TRUE! –nervous –very, very dreadfully nervous I had been and am; but why will you say that I am mad? The disease had sharpened my senses –not destroyed –not dulled them. Above all was the sense of hearing acute. I heard all things in the heaven and in the earth. I heard many things in hell. How, then, am I mad? Hearken! and observe how healthily –how calmly I can tell you the whole story.
After students read, watch, and annotate, I follow with my go-to close reading questions:
What do you notice?
Why is it important?
Almost 100% of the time, students talk about structure. They talk about dashes and exclamation points and fragmented thoughts and inverted sentences. We spend time talking about tone and point of view and how the needle of the story is being threaded here in this first paragraph.
We also spend time talking about how deliberately crafted sentences make this possible — how there is a pretty specific reason we do fancy this madman, well…mad. Students put their fingers right on the nervous-anxious atmosphere Poe establishes and how this madness is underscored through the “writer’s moves.”

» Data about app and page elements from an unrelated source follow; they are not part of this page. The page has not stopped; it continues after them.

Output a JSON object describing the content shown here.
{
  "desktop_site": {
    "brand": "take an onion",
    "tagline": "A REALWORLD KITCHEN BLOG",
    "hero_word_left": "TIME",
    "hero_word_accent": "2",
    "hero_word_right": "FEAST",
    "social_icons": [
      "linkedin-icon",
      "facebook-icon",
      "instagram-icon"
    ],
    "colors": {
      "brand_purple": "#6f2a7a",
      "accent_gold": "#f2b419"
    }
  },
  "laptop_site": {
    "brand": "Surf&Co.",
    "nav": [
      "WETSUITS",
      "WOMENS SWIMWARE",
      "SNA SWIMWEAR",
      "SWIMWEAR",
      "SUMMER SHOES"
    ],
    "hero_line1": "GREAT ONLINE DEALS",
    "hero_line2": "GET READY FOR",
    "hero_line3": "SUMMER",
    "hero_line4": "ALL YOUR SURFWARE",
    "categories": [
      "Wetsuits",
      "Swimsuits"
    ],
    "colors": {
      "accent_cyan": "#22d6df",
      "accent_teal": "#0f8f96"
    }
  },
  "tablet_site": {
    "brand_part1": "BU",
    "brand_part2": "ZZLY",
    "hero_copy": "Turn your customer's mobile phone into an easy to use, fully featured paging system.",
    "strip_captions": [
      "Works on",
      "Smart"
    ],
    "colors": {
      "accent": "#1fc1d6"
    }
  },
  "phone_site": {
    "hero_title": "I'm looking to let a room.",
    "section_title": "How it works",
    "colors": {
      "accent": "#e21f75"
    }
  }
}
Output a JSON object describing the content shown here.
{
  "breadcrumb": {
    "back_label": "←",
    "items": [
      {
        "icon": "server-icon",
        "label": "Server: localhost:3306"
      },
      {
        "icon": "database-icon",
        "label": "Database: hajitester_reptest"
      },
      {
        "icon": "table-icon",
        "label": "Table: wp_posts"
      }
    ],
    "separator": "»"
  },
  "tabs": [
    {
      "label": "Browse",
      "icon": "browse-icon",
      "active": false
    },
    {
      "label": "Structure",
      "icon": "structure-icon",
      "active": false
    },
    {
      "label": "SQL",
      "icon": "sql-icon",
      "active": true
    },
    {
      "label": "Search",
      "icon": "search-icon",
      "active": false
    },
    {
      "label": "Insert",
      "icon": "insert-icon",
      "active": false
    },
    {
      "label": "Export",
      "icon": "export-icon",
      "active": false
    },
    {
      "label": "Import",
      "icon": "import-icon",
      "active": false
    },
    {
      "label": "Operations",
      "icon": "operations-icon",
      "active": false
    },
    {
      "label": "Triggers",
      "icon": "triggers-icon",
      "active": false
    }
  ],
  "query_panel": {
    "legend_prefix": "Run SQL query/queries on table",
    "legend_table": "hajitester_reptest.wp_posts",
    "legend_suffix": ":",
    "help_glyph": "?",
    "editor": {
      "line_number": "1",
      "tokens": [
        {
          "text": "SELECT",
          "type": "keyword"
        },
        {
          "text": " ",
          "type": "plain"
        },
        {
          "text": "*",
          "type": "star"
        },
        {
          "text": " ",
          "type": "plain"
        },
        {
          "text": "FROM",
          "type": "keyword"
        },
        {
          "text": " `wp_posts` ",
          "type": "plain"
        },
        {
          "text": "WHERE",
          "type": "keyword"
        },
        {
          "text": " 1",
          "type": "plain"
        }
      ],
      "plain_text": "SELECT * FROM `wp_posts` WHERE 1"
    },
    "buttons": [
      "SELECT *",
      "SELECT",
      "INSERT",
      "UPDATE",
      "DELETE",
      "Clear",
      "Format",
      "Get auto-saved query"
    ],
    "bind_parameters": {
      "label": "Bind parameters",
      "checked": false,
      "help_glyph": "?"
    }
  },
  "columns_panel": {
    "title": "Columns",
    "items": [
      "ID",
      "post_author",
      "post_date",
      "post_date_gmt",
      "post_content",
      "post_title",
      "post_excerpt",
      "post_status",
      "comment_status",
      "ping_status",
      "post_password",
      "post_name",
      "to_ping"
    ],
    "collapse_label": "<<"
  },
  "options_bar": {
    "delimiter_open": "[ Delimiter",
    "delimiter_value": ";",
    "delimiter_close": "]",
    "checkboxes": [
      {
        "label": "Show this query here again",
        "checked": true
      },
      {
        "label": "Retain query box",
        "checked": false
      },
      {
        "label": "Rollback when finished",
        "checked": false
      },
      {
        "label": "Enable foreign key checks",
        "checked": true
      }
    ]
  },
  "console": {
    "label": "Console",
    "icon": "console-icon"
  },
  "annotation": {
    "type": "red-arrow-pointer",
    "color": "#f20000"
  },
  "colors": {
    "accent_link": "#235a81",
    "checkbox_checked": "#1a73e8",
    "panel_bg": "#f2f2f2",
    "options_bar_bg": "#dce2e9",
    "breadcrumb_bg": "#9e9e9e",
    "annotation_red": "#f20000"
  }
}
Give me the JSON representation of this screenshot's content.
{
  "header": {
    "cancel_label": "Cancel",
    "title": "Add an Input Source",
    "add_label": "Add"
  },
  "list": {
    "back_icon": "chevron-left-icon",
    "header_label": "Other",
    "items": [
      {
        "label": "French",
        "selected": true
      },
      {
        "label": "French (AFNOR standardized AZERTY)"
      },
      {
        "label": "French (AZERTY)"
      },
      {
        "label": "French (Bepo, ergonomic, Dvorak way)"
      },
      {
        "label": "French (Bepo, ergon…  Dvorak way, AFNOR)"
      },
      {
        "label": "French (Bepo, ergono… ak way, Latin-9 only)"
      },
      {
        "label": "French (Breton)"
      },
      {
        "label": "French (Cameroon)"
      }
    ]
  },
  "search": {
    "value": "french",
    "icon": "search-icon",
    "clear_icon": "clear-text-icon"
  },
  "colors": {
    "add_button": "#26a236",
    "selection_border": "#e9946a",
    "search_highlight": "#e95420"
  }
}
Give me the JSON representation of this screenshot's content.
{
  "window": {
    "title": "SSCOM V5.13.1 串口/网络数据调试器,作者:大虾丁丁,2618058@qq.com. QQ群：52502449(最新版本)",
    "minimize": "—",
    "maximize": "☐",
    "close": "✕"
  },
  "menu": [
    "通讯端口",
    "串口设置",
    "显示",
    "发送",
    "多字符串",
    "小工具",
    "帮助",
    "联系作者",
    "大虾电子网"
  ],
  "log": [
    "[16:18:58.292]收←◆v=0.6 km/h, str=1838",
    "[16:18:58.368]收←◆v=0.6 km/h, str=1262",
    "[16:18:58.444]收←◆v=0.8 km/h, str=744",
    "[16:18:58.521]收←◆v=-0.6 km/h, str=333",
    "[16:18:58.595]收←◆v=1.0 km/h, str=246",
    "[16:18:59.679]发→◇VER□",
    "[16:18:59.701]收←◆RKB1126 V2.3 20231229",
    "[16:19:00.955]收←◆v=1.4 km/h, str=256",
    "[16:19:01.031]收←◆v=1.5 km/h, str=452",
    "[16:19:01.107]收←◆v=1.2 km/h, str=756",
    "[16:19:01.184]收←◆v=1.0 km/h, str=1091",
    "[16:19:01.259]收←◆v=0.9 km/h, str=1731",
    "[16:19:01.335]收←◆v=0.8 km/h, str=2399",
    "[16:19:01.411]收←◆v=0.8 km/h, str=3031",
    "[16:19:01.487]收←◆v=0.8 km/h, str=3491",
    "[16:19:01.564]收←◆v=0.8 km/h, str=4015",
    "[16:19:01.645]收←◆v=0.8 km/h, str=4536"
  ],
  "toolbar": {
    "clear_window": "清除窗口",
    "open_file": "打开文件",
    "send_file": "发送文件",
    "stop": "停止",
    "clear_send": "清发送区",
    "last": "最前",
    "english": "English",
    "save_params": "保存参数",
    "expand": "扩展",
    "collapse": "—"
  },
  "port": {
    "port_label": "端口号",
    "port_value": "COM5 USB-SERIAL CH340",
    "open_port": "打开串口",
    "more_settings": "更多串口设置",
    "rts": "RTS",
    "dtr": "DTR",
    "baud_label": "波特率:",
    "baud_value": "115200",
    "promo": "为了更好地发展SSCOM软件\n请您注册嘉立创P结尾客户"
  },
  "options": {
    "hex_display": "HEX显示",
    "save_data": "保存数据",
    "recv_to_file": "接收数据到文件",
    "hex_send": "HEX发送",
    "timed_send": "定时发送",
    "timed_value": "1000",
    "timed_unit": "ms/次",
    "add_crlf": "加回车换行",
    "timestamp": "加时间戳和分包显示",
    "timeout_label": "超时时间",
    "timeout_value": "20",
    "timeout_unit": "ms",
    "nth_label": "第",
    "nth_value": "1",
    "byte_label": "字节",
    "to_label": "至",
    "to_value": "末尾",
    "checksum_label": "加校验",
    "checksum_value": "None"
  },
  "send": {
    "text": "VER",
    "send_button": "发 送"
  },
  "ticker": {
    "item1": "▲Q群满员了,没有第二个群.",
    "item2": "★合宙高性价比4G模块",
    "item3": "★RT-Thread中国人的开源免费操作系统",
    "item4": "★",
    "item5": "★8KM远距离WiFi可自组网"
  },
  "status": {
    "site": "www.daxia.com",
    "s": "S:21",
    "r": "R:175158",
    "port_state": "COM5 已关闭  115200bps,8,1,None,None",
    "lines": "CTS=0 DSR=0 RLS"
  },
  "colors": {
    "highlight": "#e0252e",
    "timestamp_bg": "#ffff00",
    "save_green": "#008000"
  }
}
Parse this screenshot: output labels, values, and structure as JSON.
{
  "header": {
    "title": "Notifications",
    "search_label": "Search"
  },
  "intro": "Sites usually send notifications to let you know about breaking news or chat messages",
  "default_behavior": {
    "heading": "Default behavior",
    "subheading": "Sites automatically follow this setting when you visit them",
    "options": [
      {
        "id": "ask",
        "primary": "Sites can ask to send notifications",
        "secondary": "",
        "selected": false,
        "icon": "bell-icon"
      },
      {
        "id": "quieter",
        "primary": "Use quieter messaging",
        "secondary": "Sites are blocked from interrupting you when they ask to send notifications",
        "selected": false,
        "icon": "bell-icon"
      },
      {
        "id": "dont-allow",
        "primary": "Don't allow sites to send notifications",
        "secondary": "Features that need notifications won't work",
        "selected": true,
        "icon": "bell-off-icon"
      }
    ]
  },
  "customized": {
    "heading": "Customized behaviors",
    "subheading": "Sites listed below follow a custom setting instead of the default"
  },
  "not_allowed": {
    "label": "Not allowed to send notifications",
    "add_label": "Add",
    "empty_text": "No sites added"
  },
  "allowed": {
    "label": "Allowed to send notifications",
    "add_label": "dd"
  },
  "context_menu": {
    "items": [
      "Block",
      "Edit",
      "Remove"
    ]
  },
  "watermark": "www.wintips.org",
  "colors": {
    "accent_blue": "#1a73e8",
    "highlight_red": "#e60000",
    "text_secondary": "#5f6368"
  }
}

I love that this is where students’ brains go. Thanks to Mr. Poe, it’s a perfect introduction to the syntax lens of literary analysis and this writerly move for our young writers.
I project a series of images on my Smart Board and ask students to create sentences (very deliberately like Poe) that mimic the feeling or atmosphere created in the photograph.
Here’s one of the photos we tackle:
Students decided that the feeling of this photograph is release after anticipation and suspense. We talked about the up and down of a roller coaster, the slow climb to the top of the hill, and the quick drop to the end of the ride. We then talk about how sentences can do that. After each photograph, I give students about five minutes to write in their notebooks.
Here is an example of one student’s writing inspired by the roller coaster photo:
After we write, I then ask students to turn and talk and share with their classmates. Finally, I’ll ask for a few volunteers to share with the whole class and then to discuss their approach their writing.
I especially like this part of the lesson because all students have a chance to hear how their classmates are interpreting the image and crafting their writing. Students always surprise me with the explanations of their writing. Their interpretations of the photos vary, but the one constant is their awareness of the construction of their writing. It’s an English teacher win.
This writing activity isn’t easy, but the writing is low stakes, and I’ve found that it opens up some creative doors that students may not have realized were there.